Latest Holiday Scams: Phony Ecards and Sale Emails

Beware the Latest Holiday Scams: Phony Ecards and Sale Emails

Woman entering credit card information on a laptop

The holidays are a time for giving. But for fraudsters, they're also a time for taking. These tips can help you protect yourself and your valuable information from malware and scams that could otherwise fail to raise suspicion due to the hectic holiday season.

Since many of these scams are online, it's a good general policy to never give personal information like your Social Security number or banking details over email, beware of 'deals' requiring immediate action, and don't agree to a wire transfer to claim any kind of deal.

When shopping online

  • Always look for 'https' in the URL. The 'S' means the site is safer and more secure for sharing important personal information.
  • Don't make purchases using a public wi-fi connection.
  • Avoid using a debit card for online purchases. Credit card charges can be disputed, but debit accounts may not be reimbursed if the card number falls into the wrong hands.

Holiday season email

  • Don't open any emails from an unnamed recipient, such as holiday e-cards—they likely contain malware. But you should also be cautious when opening holiday greetings from friends and family — their email addresses could have been hacked. How do you know what's safe? Look for a confirmation code to open the e-card at the issuing website.
  • With 'sale' emails, those unbelievable prices could very well be too good to be true. The email links could direct you to a phishing site that steals your payment information. Search for and then visit the online retailer to verify that the store and the advertised prices are legitimate.

End-of-year mail

  • The final months of the year fill mailboxes with a deluge of donation appeals from charities. Before writing a check, make sure you're supporting a legitimate cause. Research the soliciting organization on a reputable directory, such as Charity Navigator or the Better Business Bureau.
  • Beware of emails that claim a package delivery failed, or ones asking recipients to confirm an order or a shipment.

In the store

  • Before purchasing gift cards, check the back to make sure the activation code area hasn't been compromised.
  • Keep a close eye on your money and watch for mall pickpockets, credit card, skimmers and dishonest cashiers.

While traveling

  • Many Internet scammers target holiday travelers at Wi-Fi hotspots, with emails promising 'free' trips and more. Learn to recognize and protect yourself from these types of travel scams.
  • Beware of winning trips in giveaways you never entered. It could well be an attept to get your credit card number under the guise of securing a room, or to cover other fees, or a way to make you buy other pricey parts of the travel package.

Disclosures

State Farm® (including State Farm Mutual Automobile Insurance Company and its subsidiaries and affiliates) is not responsible for, and does not endorse or approve, either implicitly or explicitly, the content of any third party sites hyperlinked from this page. State Farm has no discretion to alter, update, or control the content on the hyperlinked, third party site. Access to third party sites is at the user's own risk, is being provided for informational purposes only and is not a solicitation to buy or sell any of the products which may be referenced on such third party sites.

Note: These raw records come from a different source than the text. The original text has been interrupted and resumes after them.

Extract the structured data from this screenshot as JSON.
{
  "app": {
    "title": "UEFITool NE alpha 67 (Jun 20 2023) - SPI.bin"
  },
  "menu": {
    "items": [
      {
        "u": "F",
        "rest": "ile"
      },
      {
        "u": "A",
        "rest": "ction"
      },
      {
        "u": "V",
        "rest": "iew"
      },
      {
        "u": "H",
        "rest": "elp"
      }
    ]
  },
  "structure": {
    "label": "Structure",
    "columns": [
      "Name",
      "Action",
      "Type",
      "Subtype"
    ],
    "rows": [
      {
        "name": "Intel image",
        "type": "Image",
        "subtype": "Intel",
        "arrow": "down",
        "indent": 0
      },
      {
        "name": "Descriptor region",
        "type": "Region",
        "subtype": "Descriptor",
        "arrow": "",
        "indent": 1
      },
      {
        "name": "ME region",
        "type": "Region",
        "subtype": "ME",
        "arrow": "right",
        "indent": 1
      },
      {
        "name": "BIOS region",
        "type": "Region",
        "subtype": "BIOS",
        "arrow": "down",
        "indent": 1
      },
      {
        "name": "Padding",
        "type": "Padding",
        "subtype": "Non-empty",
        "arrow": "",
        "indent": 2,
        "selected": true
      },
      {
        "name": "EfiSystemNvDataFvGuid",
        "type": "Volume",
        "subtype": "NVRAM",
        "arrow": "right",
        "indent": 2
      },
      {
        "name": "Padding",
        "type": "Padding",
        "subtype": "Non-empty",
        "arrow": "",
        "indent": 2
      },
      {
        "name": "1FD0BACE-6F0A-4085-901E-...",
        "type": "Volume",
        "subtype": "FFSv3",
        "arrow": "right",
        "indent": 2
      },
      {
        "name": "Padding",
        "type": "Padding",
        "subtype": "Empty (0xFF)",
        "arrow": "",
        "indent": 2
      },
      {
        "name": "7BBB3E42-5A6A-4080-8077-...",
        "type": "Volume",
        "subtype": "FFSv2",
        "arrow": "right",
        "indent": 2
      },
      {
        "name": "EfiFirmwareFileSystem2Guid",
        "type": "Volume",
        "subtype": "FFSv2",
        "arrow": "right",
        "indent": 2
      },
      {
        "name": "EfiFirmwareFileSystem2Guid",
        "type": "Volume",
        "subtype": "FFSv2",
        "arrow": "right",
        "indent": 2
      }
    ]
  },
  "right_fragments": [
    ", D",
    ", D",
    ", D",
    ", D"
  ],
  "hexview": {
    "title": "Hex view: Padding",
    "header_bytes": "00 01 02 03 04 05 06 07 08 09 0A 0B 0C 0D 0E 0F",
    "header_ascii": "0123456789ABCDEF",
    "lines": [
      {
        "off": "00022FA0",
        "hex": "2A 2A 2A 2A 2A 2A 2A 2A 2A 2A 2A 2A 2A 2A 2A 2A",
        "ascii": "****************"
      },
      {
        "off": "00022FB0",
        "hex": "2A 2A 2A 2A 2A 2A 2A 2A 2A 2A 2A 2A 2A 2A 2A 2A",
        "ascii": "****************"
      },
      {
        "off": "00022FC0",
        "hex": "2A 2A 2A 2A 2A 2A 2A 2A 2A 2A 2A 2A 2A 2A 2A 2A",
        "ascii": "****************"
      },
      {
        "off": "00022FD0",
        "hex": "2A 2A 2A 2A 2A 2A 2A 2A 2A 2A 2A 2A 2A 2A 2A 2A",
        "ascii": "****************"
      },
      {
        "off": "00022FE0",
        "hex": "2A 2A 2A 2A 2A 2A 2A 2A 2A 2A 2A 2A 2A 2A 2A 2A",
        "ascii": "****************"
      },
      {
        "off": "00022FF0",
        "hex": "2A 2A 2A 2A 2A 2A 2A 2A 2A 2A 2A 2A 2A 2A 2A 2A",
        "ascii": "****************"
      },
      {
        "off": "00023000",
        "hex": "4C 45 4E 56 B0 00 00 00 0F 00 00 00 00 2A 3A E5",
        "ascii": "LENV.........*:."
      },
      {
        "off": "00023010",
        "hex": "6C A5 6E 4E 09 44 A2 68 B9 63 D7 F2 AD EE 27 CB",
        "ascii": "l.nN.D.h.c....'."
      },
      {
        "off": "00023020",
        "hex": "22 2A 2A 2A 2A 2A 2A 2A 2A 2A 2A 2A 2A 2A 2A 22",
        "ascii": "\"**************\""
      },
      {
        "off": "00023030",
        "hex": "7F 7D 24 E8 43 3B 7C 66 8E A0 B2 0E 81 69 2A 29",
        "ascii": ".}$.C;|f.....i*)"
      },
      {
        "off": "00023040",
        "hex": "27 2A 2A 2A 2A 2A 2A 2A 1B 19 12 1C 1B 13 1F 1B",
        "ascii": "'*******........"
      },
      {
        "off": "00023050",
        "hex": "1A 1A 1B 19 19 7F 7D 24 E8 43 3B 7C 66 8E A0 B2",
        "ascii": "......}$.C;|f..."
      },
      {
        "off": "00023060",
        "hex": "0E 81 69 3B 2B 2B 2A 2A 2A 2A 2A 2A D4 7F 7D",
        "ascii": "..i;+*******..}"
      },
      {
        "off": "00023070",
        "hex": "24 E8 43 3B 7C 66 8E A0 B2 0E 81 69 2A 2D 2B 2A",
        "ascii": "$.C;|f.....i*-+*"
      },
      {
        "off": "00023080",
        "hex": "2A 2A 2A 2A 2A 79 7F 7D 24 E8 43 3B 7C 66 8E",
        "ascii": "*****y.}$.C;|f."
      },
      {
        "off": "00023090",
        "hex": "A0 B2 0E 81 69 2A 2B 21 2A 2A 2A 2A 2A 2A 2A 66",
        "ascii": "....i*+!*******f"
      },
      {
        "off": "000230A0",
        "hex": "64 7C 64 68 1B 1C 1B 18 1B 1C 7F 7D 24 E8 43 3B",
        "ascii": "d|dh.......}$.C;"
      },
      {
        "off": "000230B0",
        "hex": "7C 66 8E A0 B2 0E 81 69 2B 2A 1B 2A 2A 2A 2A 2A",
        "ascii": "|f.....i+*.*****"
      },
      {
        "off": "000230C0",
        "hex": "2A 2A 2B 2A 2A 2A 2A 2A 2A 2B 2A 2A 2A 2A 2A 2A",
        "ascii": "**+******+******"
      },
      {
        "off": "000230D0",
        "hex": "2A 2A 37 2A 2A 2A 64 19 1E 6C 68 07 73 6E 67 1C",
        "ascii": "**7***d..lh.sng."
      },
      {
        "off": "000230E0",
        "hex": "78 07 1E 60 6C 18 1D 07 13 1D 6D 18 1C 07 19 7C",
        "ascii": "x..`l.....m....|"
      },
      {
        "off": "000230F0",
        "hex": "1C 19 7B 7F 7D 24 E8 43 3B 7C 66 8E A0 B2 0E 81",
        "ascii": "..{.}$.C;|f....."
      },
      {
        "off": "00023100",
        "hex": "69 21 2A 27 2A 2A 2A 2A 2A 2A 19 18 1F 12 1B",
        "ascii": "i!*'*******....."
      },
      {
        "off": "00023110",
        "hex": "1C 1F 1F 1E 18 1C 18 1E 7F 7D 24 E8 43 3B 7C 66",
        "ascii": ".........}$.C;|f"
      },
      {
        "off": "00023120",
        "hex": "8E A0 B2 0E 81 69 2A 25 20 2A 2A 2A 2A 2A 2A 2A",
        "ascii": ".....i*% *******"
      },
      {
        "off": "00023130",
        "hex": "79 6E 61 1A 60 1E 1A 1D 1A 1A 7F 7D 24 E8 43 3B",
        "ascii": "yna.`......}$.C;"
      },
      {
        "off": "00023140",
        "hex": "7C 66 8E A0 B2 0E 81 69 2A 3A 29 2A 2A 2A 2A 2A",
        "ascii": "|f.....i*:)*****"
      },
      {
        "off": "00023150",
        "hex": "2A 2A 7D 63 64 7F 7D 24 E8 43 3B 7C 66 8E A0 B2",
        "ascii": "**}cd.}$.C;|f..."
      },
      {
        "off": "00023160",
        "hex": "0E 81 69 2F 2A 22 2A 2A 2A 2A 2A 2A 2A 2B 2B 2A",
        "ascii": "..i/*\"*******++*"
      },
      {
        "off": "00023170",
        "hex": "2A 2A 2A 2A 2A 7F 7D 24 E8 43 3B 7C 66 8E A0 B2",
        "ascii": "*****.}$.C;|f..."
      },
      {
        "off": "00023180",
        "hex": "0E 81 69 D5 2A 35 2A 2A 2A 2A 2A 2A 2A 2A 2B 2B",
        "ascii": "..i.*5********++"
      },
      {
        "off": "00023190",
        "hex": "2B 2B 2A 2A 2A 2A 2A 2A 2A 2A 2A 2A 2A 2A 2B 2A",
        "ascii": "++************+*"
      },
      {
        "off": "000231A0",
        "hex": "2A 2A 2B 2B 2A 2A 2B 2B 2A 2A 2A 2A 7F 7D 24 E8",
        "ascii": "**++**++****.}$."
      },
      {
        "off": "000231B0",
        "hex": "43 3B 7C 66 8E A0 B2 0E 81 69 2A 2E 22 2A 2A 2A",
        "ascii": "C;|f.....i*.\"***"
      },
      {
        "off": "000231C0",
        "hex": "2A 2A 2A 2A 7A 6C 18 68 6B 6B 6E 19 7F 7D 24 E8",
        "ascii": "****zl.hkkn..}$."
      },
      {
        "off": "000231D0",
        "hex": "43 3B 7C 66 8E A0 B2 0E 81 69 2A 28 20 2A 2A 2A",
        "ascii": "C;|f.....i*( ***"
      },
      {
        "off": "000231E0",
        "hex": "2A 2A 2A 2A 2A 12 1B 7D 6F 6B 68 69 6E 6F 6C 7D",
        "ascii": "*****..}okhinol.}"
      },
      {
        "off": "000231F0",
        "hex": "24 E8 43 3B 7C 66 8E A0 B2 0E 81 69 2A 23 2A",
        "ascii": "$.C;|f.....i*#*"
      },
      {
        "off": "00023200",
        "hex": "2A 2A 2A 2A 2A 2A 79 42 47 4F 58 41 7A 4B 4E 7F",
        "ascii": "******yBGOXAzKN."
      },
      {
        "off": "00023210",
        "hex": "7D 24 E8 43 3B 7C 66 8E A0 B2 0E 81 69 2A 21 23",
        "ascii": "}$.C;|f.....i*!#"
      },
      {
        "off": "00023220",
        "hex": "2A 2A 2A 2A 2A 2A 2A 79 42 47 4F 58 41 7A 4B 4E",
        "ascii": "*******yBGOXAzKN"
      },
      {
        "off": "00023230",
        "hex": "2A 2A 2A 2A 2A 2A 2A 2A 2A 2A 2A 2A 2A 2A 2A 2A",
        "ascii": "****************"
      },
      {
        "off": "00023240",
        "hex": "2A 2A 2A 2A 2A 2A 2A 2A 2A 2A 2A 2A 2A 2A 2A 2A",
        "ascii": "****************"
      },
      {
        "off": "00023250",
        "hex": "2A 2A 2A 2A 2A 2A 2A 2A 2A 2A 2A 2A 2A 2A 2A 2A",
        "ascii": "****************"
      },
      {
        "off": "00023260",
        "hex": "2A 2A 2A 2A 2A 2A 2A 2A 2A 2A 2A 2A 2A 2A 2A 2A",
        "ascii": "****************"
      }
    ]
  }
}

The information in this article was obtained from various sources not associated with State Farm®. While we believe it to be reliable and accurate, we do not warrant the accuracy or reliability of the information. These suggestions are not a complete list of every loss control measure. The information is not intended to replace manuals or instructions provided by the manufacturer or the advice of a qualified professional. Nor is it intended to effect coverage under our policy. State Farm makes no guarantees of results from use of this information.